This may sound very naive and impractical question, and most likely the answer is negative, but still: is there any more or less simple (simpler than ADC/DAC) analog component or circuit, which makes modulo operation on the value of voltage, given Vref?

For example, if Vref = 1V and input V = 11.56V, then the device will produce 0.56V. Similarly, with Vref=2V, the same input will give 1.56V. Of course, Vinput must be from some sensible range.

If such a thing exists, then it can be used to make a new(?) type of ADC.

UPDATE: I am aware, that modulo function (applied to time) is just a sawtooth http://en.wikipedia.org/wiki/Sawtooth_wave , so there may be some solution involving linearly turning voltage to time period, then reading the sawtooth value.


Such circuits are already part of many existing ADCs, so if your main goal is just to make a new type of ADC, you might be disappointed.

For an example, see this Analog Devices article about the architecture of a folding ADC. On page 2, it shows a single stage resulting in a 1-bit digitization and a residue voltage, which is the same as the modulo of the voltage. It is only modulo \$V_{ref}/2\$, but by cascading \$n\$ stages you can get the residue modulo \$V_{ref}/2^n\$. The schematic from the article:

single stage

  • \$\begingroup\$ This is exactly what I was looking for. Funny, that more than half a century ago this method was unusual: B. D. Smith, "An Unusual Electronic Analog-Digital Conversion Method," IRE Transactions on Instrumentation, June 1956, pp. 155-160. \$\endgroup\$ – Roman Susi Jul 31 '13 at 12:34

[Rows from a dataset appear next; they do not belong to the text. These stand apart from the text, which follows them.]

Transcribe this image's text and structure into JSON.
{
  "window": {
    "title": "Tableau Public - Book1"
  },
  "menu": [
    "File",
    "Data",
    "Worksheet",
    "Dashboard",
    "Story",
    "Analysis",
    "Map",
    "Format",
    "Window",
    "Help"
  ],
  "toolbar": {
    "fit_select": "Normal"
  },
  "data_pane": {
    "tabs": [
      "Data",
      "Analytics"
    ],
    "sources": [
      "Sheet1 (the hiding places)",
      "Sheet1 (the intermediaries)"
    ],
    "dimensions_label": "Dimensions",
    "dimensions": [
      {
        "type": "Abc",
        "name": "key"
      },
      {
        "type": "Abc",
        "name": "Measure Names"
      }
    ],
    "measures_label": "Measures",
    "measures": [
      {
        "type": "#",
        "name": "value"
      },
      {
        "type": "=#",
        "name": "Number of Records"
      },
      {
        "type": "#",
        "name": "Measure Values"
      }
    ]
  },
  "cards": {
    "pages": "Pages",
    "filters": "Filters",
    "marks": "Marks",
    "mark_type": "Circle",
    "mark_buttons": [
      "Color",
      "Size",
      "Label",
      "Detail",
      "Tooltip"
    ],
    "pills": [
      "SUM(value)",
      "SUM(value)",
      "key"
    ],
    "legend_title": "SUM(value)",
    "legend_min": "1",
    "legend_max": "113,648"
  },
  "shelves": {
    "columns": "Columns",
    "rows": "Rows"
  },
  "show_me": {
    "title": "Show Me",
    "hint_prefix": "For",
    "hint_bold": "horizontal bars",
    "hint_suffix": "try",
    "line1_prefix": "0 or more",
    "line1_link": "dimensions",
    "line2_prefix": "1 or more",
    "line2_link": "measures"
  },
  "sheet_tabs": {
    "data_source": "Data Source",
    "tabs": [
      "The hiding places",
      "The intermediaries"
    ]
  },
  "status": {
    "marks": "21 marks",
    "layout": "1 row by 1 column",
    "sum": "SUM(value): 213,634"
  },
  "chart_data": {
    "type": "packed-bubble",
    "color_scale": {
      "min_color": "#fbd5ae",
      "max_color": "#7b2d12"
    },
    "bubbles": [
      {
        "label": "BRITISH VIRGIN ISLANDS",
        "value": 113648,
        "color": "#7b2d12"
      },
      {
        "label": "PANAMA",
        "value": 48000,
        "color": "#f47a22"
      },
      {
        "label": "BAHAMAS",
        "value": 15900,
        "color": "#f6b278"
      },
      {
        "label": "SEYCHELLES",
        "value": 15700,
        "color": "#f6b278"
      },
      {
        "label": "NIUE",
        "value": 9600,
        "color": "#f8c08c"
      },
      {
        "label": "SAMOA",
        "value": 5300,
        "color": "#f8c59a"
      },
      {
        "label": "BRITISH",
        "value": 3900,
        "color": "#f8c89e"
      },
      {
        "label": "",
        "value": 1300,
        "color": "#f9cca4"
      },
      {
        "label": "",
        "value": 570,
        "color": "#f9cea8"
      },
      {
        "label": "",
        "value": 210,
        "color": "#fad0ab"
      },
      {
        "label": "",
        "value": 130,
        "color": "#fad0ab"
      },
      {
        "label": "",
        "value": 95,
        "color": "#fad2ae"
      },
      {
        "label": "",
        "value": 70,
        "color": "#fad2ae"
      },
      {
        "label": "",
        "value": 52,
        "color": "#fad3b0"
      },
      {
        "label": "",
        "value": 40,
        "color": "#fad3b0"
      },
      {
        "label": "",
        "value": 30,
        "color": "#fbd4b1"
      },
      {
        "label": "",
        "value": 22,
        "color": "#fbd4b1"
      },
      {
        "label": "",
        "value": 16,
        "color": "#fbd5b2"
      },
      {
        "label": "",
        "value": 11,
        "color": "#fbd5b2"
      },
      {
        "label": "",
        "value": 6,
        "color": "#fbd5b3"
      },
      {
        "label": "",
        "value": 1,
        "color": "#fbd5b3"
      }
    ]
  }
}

This is exactly what the low bits of a A/D provide. For example, if you have a 12 bit A/D with a 5 V reference, then the low 8 bits of the result will give you the input voltage modulo 313 mV.

You say you want something simpler than a A/D, but that means you apparently don't know how simple these things are. Everything else I can imagine would either require some sort of partial A/D conversion inside, or have a bunch of level shifters and comparators and the like. A A/D is a single-chip solution that gets you what you want directly. Much of the time a A/D will be even simpler because it is built into a microcontroller you are using for other reasons anyway. The added complexity is wiring the analog signal input a particular pin and a little firmware.

  • \$\begingroup\$ Thank you. This is a valid answer too, but the idea was to do it in analog domain. I can even imagine, that it's cheaper to chain ADC and DAC, than to implement an ADC stage. \$\endgroup\$ – Roman Susi Jul 31 '13 at 12:40

Your Answer

By clicking “Post Your Answer”, you agree to our terms of service, privacy policy and cookie policy

Not the answer you're looking for? Browse other questions tagged or ask your own question.